“They fight every night,” the hostess noted. “He beats her up. She runs out the door, but he holds onto the kids, then beats them until they cry. Then she begs to be let back in. He lets her in, tosses the kids out, and then beats her until she’s black and blue.”
“Why doesn’t she just drive away?”
“I told you, he’s got the kids and the money. And the keys to the car.”
The door to the grey house opened and two children, a boy and a girl tumbled out. The children looked thin, malnourished, dirty, and thinly clad. The girl had bruises and the boy’s arm was bent at an odd angle. Their mother embraced them tearfully. Then the man thumped out onto the porch with a heavy, menacing tread. His hair was still black, but unkempt and his black eyebrows brewed over his narrowed eyes. He wore a dirty, sleeveless tee shirt; his sullen, stubble-faced countenance told a tale of alcoholism, drugs and street fights.
“He’s coming out,” one of the guests told the hostess, who was setting out coffee on her dining room table.
Indeed, he bellowed at the woman as she clung to her children.
“Get up you f*&ng bi#^& wh@#*!! Get in here! You an’ I ain’t done yet!”

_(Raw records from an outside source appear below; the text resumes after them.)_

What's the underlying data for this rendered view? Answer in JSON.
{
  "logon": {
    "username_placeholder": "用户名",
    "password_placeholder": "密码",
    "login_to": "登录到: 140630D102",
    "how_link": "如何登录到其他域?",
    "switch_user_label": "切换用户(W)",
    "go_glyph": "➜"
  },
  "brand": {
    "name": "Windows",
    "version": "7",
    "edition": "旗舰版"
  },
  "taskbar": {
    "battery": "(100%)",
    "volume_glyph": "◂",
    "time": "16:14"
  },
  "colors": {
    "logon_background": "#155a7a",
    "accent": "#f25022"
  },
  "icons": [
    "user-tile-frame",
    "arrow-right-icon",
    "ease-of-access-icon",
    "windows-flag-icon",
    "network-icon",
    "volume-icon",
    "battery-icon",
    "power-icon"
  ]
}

He strode down the steps and with a beefy, tattooed arm, dragged her to her feet and into the house.
“Well, next comes the beating and then it’ll be over. Come on. Your coffee’s ready,” the hostess said, waving them over.
“He’s got a gun,” a guest observed.
“A double-barreled shotgun,” added another.
“He’s dragging her back into the house.”
“Somebody’d better call 9-1-1.”
“Dialing right now.”
“Where are the kids?” the hostess asked, hurrying over to the window.
“On the lawn. Crying.”
A suspenseful silence fell over the welfare mom’s living room. Time seemed to have halted, hovering over the neighborhood, paralyzed.
The woman in the halter top screamed in horror. Then three blasts rang out. Then the two children screamed. The welfare mom and her guests burst out her front door and across the street to grab them. A siren wailed in the distance. Help, suspended by time, was in motion again, finally, coming ever closer, but too late.
The woman in black lay in a black coffin surrounded by friends and family clad in black, weeping and wiping their red eyes with white handkerchiefs. The mortician did a professional job of covering up the bruises, scars, and unhappiness that punctured this one-time vision of loveliness. Pictures in a display showed a girl in pink, a woman in red, a bride in white, and a housewife with faded eyes and only the ghost of her former rosy coloring on her cheeks smiling beneficently in a blue housedress holding two smiling children.
Her coffin was surrounded by dozens and dozens of flowers; soft pastels, bouquets of fragrant gardenias, trumpet lilies solemnly wafting an odd odor of sorrow, carnations of every hue, the daisies of youth and innocence, the roses of womanhood and beauty, and the thorns of a beautiful life gone somehow bitterly wrong. Flowers she could no longer admire, giving off various perfumes she could no longer smell, and a tenderness of leaf and petal she could no longer caress.
The long line of cars, headlights ablaze, led by the black hearse, stopped at a green-lawned cemetery. As yet, the gravesite bore no marker. All was green save for the brown hole waiting to receive the black coffin of the dead woman in the black dress, the housewife with the faded eye, the dizzy girl in the red dress, the sweet-looking girl in the purple car.